Assessing Libya’s Unity Government: Three Months InJuly 4, 2016 in Libya
On 30 March 2016, Libya’s prime minister-designate Fayez al-Sarraj sailed into the capital Tripoli under naval escort and set up the headquarters of his country’s unity government. Now after three months in office, many are asking how has the newly formed Government of National Accord (GNA) fared in tackling the North African country’s ongoing crisis and what more needs to be done to stabilize Libya.
The GNA, which is the result of a UN-brokered power-sharing deal that was reached in December 2015, continues to face a fearsome set of economic, political and military challenges. While its allied militias have made major advances against the so-called Islamic State (IS) group in its stronghold of Sirte, success there would just be the start. The country’s economy, which was hard-hit in the wake of the 2011 uprising, continues to struggle amidst power cuts and a cash crisis at the country’s banks. Furthermore, a rival government based in the eastern city of Tobruk has refused to cede power until the country’s elected parliament passes a repeatedly delayed vote of confidence. Meanwhile neither administration can rein in militias that have fought for control of the country since the 2011 fall of former dictator Moamer Kadhafi.
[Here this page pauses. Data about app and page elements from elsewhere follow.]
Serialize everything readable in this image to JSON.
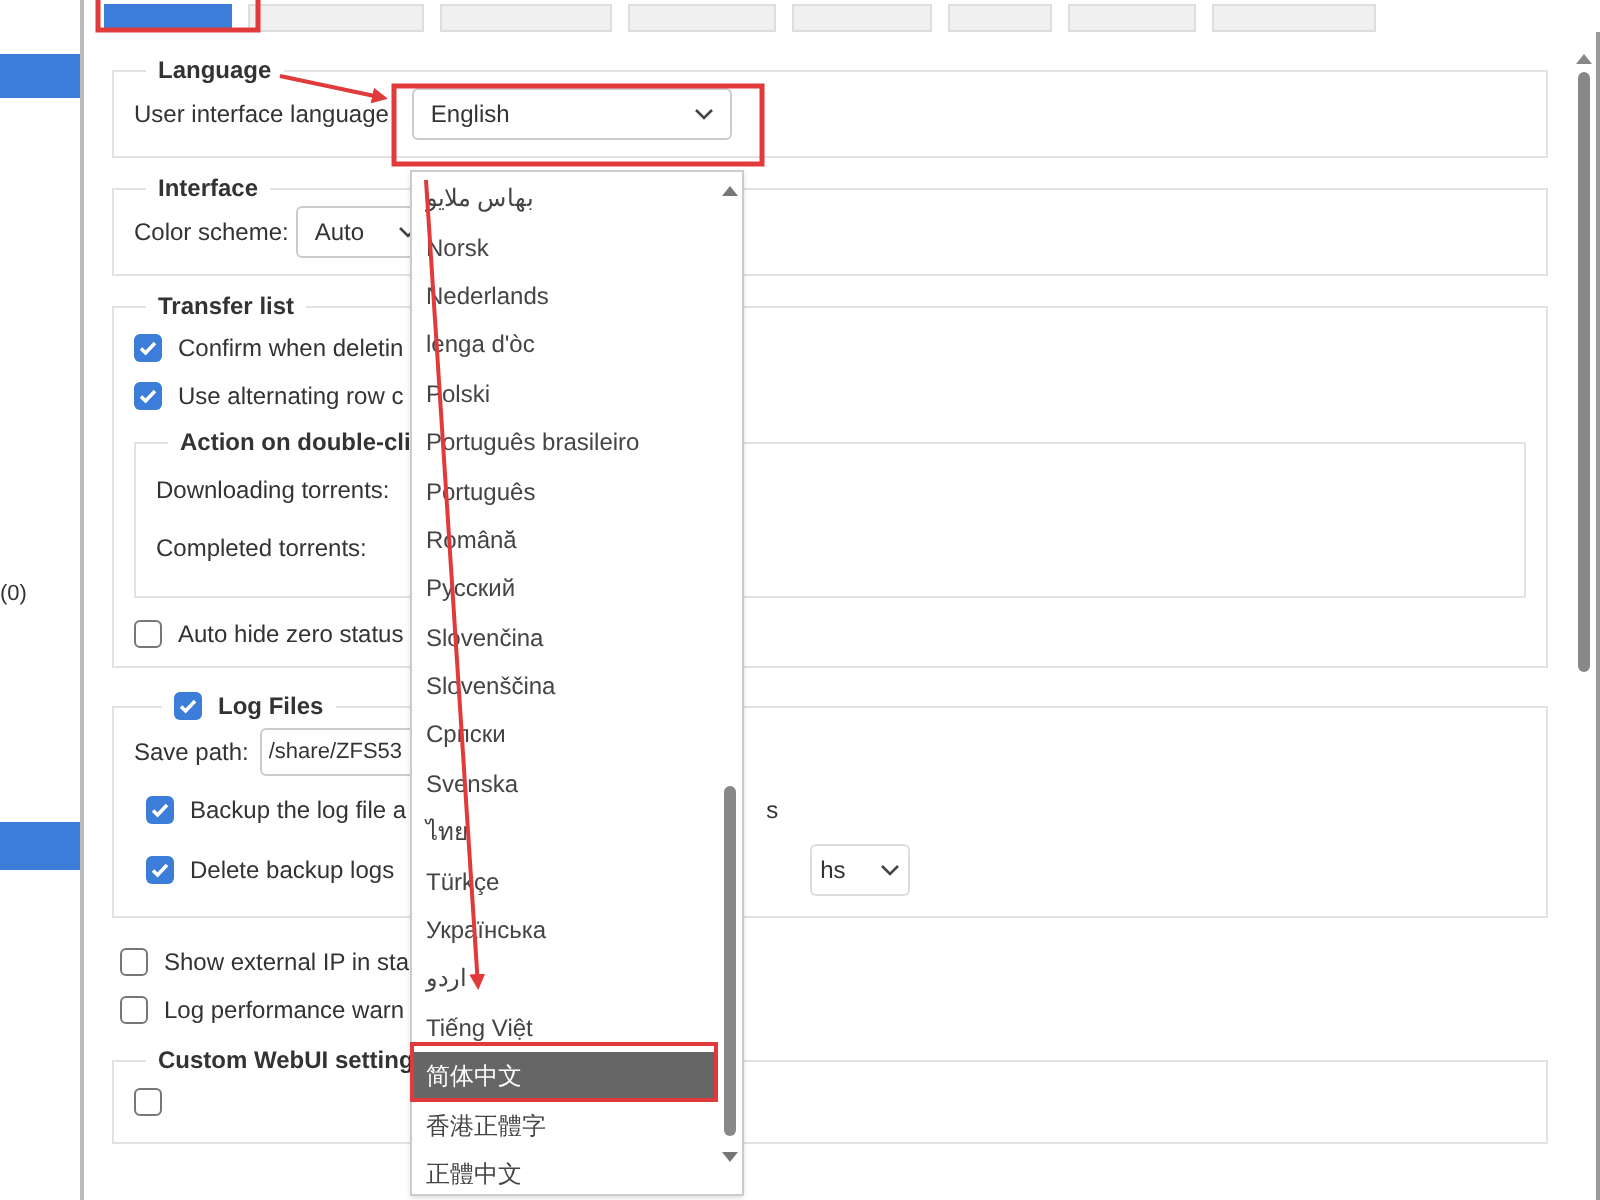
{
  "sidebar": {
    "count": "(0)"
  },
  "tabs": [
    {
      "selected": true
    },
    {
      "selected": false
    },
    {
      "selected": false
    },
    {
      "selected": false
    },
    {
      "selected": false
    },
    {
      "selected": false
    },
    {
      "selected": false
    },
    {
      "selected": false
    }
  ],
  "language": {
    "title": "Language",
    "label": "User interface language",
    "value": "English"
  },
  "interface": {
    "title": "Interface",
    "label": "Color scheme:",
    "value": "Auto"
  },
  "transfer_list": {
    "title": "Transfer list",
    "options": [
      {
        "label": "Confirm when deletin",
        "checked": true
      },
      {
        "label": "Use alternating row c",
        "checked": true
      }
    ],
    "double_click": {
      "title": "Action on double-cli",
      "rows": [
        "Downloading torrents:",
        "Completed torrents:"
      ]
    },
    "auto_hide": {
      "label": "Auto hide zero status",
      "checked": false
    }
  },
  "log_files": {
    "title": "Log Files",
    "checked": true,
    "save_label": "Save path:",
    "save_value": "/share/ZFS53",
    "options": [
      {
        "label": "Backup the log file a",
        "tail": "s",
        "checked": true
      },
      {
        "label": "Delete backup logs",
        "select_value": "hs",
        "checked": true
      }
    ]
  },
  "options": [
    {
      "label": "Show external IP in sta",
      "checked": false
    },
    {
      "label": "Log performance warn",
      "checked": false
    }
  ],
  "custom_webui": {
    "title": "Custom WebUI setting",
    "options": [
      {
        "checked": false
      }
    ]
  },
  "language_menu": {
    "options": [
      {
        "label": "بهاس ملايو",
        "selected": false
      },
      {
        "label": "Norsk",
        "selected": false
      },
      {
        "label": "Nederlands",
        "selected": false
      },
      {
        "label": "lenga d'òc",
        "selected": false
      },
      {
        "label": "Polski",
        "selected": false
      },
      {
        "label": "Português brasileiro",
        "selected": false
      },
      {
        "label": "Português",
        "selected": false
      },
      {
        "label": "Română",
        "selected": false
      },
      {
        "label": "Русский",
        "selected": false
      },
      {
        "label": "Slovenčina",
        "selected": false
      },
      {
        "label": "Slovenščina",
        "selected": false
      },
      {
        "label": "Српски",
        "selected": false
      },
      {
        "label": "Svenska",
        "selected": false
      },
      {
        "label": "ไทย",
        "selected": false
      },
      {
        "label": "Türkçe",
        "selected": false
      },
      {
        "label": "Українська",
        "selected": false
      },
      {
        "label": "اردو",
        "selected": false
      },
      {
        "label": "Tiếng Việt",
        "selected": false
      },
      {
        "label": "简体中文",
        "selected": true
      },
      {
        "label": "香港正體字",
        "selected": false
      },
      {
        "label": "正體中文",
        "selected": false
      }
    ]
  }
}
So what has the GNA achieved?
Within days of its arrival in Tripoli, Sarraj’s government had won the loyalty of the main economic institutions, cities and armed groups based in western Libya. Without waiting for a vote of confidence from Tobruk, the GNA took control of key government ministries in Tripoli, with Sarraj managing to secure a rapprochement between rival central banks and national oil companies. According to analysts, the prime minister-designate has also met with figures from both sides of the country and has continued to stress the need for unity. However the GNA’s biggest achievement to date has been its success in commanding an assault on IS in Sirte, which is located 450 kilometres (280 miles) east of the capital Tripoli. Since 12 May, pro-government forces have cleared IS from 280 kilometres (175 miles) of coastline and surrounded the jihadists inside the city.
In political terms, the GNA’s main challenge continues to be securing a rapprochement with the east. Sources however have disclosed that Easterners are wary of the GNA’s reliance on militias. Furthermore, kidnappings for ransom are on the rise, as are the prices of basic goods. Power cuts are common, long and unpredictable and they sometimes affect the water supplies. Furthermore, foreign airlines are avoiding the country and Libyans have few options to fly out. Also, despite a string of foreign delegations, no foreign embassy is currently present in the capital.
What after IS?
In order to govern effectively, Sarraj will need a vote of confidence from the House of Representatives in Tobruk. The continued fight against IS delays any rapprochement between the East and the West, and is inevitable unless a political solution is reached.